  {
    int currentSegment = (n + 1) * ledsPerSegment;
    Serial.println(currentSegment);
    for (int z = n * ledsPerSegment; z < (n + 1) * ledsPerSegment; z++)
    {
      strip.setPixelColor(z, colorArray[n]);
    }
  }

  strip.setBrightness(atoi(brightness));
  strip.show();
  Serial.println("Done");

  if (animation)
  {
    int animationCode = valueFromString(animation, 0, 2);
    int animationSpeed = valueFromString(animation, 2, 3);
    Serial.println(animationSpeed);
    if (animationCode == 1)
      breath(animationSpeed, atoi(brightness));
    else if (animationCode == 7)
      pulse(animationSpeed, colorArray, colorCount);
  }
}

The problem occurs in pulse animation, which is like this:

void pulse(int wait, uint32_t colorArray[], int colorCount)
{
  black();
  while (bleSerial.available() <= 0)
  {
    for (i = 0; i < colorCount && bleSerial.available() <= 0; i++)
    {
      for (j = 0; j < ledCount / 2 && bleSerial.available() <= 0; j++)
      {
        strip.setPixelColor(39 - j, colorArray[i]);
        strip.setPixelColor(40 + j, colorArray[i]);
        strip.show();
        delay(wait);
      }
      black();
    }
  }
}

We initialize the animation without any issues using the following:

<l255180200,240135068:089;04200>

As soon as we adjust the animation speed from the app, we send about 2 new configurations per second, which is the same as above, only with different speed (last 3 characters before ‘>’). The arduino part randomly receives the data incorrectly, losing 2-3 characters, which is like <l2551800,240135068:089;04200>

The loss of characters usually occurs on different parts of the string, but always consecutive characters are misread happen each time. Also, sometimes we get a backwards question mark.
We are not sure where we implement wrong, so any help is appreciated on solving this issue.

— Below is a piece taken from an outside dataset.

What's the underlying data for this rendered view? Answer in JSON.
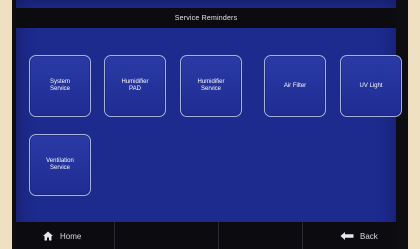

Thanks!

theutku:
sometimes we get a backwards question mark.

Baud rate? Post entire code - including the secret setup.

Hello Nick, the Baud Rate is set to 9600 and the setup is as this:

void setup()
{
  //  Serial.println(EEPROM.read(adress));
  bleSerial.begin(9600);
  strip.begin();
  strip.show();
  Serial.begin(9600);
}

I guess the meaning of the word "entire" is lost on you, but it does appear that the bluetooth baud rate is OK.